Can you quote the records below in full, word for word?

RECORDS SUPPLIED Start Marker

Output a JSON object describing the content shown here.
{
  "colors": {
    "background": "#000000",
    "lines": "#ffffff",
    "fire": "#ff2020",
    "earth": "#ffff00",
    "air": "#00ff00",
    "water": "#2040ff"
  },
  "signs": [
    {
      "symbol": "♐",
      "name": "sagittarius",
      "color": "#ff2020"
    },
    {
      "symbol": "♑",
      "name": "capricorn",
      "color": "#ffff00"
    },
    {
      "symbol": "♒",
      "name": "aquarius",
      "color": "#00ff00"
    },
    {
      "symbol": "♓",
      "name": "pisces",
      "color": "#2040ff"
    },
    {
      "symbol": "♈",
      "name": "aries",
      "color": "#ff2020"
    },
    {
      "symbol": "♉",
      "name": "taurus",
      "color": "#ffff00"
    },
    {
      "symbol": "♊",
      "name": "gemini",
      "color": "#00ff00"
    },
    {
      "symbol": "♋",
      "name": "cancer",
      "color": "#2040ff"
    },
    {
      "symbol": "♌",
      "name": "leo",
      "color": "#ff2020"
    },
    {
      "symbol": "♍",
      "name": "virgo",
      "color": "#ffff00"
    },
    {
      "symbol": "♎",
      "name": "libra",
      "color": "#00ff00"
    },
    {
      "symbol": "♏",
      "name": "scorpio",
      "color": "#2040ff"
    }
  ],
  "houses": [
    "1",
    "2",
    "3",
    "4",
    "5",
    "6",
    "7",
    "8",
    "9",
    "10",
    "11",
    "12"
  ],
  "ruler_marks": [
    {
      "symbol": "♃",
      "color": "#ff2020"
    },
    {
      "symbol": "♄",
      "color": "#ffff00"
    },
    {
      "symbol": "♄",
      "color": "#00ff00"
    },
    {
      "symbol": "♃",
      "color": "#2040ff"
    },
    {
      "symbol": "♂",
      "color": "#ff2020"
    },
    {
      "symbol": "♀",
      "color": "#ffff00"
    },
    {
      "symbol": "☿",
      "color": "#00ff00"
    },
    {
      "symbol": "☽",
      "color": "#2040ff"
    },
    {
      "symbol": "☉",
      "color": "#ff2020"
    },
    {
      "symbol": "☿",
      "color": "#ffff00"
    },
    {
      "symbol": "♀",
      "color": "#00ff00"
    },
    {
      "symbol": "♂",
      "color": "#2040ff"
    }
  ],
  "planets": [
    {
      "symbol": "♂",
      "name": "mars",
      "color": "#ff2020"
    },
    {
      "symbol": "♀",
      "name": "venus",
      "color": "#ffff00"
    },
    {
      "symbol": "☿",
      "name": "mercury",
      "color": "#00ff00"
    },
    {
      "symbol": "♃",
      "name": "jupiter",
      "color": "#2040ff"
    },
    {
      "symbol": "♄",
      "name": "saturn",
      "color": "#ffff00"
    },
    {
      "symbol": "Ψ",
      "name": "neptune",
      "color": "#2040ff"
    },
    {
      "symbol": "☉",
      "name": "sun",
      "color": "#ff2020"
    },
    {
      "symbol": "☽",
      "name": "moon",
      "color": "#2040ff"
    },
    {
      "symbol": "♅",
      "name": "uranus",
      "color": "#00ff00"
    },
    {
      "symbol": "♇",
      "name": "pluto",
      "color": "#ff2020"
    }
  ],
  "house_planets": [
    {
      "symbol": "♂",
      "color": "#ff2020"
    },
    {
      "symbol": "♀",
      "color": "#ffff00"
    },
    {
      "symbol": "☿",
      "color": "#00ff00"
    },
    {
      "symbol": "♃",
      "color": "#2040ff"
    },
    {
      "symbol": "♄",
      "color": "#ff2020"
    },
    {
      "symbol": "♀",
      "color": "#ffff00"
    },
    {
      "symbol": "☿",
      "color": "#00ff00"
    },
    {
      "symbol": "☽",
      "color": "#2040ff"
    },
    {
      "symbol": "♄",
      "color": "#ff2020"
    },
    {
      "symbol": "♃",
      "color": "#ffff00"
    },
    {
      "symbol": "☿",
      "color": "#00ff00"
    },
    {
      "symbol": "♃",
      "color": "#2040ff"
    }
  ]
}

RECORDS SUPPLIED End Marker

*EXERCISE RESPONSE*.
Output a JSON object describing the content shown here.
{
  "colors": {
    "background": "#000000",
    "lines": "#ffffff",
    "fire": "#ff2020",
    "earth": "#ffff00",
    "air": "#00ff00",
    "water": "#2040ff"
  },
  "signs": [
    {
      "symbol": "♐",
      "name": "sagittarius",
      "color": "#ff2020"
    },
    {
      "symbol": "♑",
      "name": "capricorn",
      "color": "#ffff00"
    },
    {
      "symbol": "♒",
      "name": "aquarius",
      "color": "#00ff00"
    },
    {
      "symbol": "♓",
      "name": "pisces",
      "color": "#2040ff"
    },
    {
      "symbol": "♈",
      "name": "aries",
      "color": "#ff2020"
    },
    {
      "symbol": "♉",
      "name": "taurus",
      "color": "#ffff00"
    },
    {
      "symbol": "♊",
      "name": "gemini",
      "color": "#00ff00"
    },
    {
      "symbol": "♋",
      "name": "cancer",
      "color": "#2040ff"
    },
    {
      "symbol": "♌",
      "name": "leo",
      "color": "#ff2020"
    },
    {
      "symbol": "♍",
      "name": "virgo",
      "color": "#ffff00"
    },
    {
      "symbol": "♎",
      "name": "libra",
      "color": "#00ff00"
    },
    {
      "symbol": "♏",
      "name": "scorpio",
      "color": "#2040ff"
    }
  ],
  "houses": [
    "1",
    "2",
    "3",
    "4",
    "5",
    "6",
    "7",
    "8",
    "9",
    "10",
    "11",
    "12"
  ],
  "ruler_marks": [
    {
      "symbol": "♃",
      "color": "#ff2020"
    },
    {
      "symbol": "♄",
      "color": "#ffff00"
    },
    {
      "symbol": "♄",
      "color": "#00ff00"
    },
    {
      "symbol": "♃",
      "color": "#2040ff"
    },
    {
      "symbol": "♂",
      "color": "#ff2020"
    },
    {
      "symbol": "♀",
      "color": "#ffff00"
    },
    {
      "symbol": "☿",
      "color": "#00ff00"
    },
    {
      "symbol": "☽",
      "color": "#2040ff"
    },
    {
      "symbol": "☉",
      "color": "#ff2020"
    },
    {
      "symbol": "☿",
      "color": "#ffff00"
    },
    {
      "symbol": "♀",
      "color": "#00ff00"
    },
    {
      "symbol": "♂",
      "color": "#2040ff"
    }
  ],
  "planets": [
    {
      "symbol": "♂",
      "name": "mars",
      "color": "#ff2020"
    },
    {
      "symbol": "♀",
      "name": "venus",
      "color": "#ffff00"
    },
    {
      "symbol": "☿",
      "name": "mercury",
      "color": "#00ff00"
    },
    {
      "symbol": "♃",
      "name": "jupiter",
      "color": "#2040ff"
    },
    {
      "symbol": "♄",
      "name": "saturn",
      "color": "#ffff00"
    },
    {
      "symbol": "Ψ",
      "name": "neptune",
      "color": "#2040ff"
    },
    {
      "symbol": "☉",
      "name": "sun",
      "color": "#ff2020"
    },
    {
      "symbol": "☽",
      "name": "moon",
      "color": "#2040ff"
    },
    {
      "symbol": "♅",
      "name": "uranus",
      "color": "#00ff00"
    },
    {
      "symbol": "♇",
      "name": "pluto",
      "color": "#ff2020"
    }
  ],
  "house_planets": [
    {
      "symbol": "♂",
      "color": "#ff2020"
    },
    {
      "symbol": "♀",
      "color": "#ffff00"
    },
    {
      "symbol": "☿",
      "color": "#00ff00"
    },
    {
      "symbol": "♃",
      "color": "#2040ff"
    },
    {
      "symbol": "♄",
      "color": "#ff2020"
    },
    {
      "symbol": "♀",
      "color": "#ffff00"
    },
    {
      "symbol": "☿",
      "color": "#00ff00"
    },
    {
      "symbol": "☽",
      "color": "#2040ff"
    },
    {
      "symbol": "♄",
      "color": "#ff2020"
    },
    {
      "symbol": "♃",
      "color": "#ffff00"
    },
    {
      "symbol": "☿",
      "color": "#00ff00"
    },
    {
      "symbol": "♃",
      "color": "#2040ff"
    }
  ]
}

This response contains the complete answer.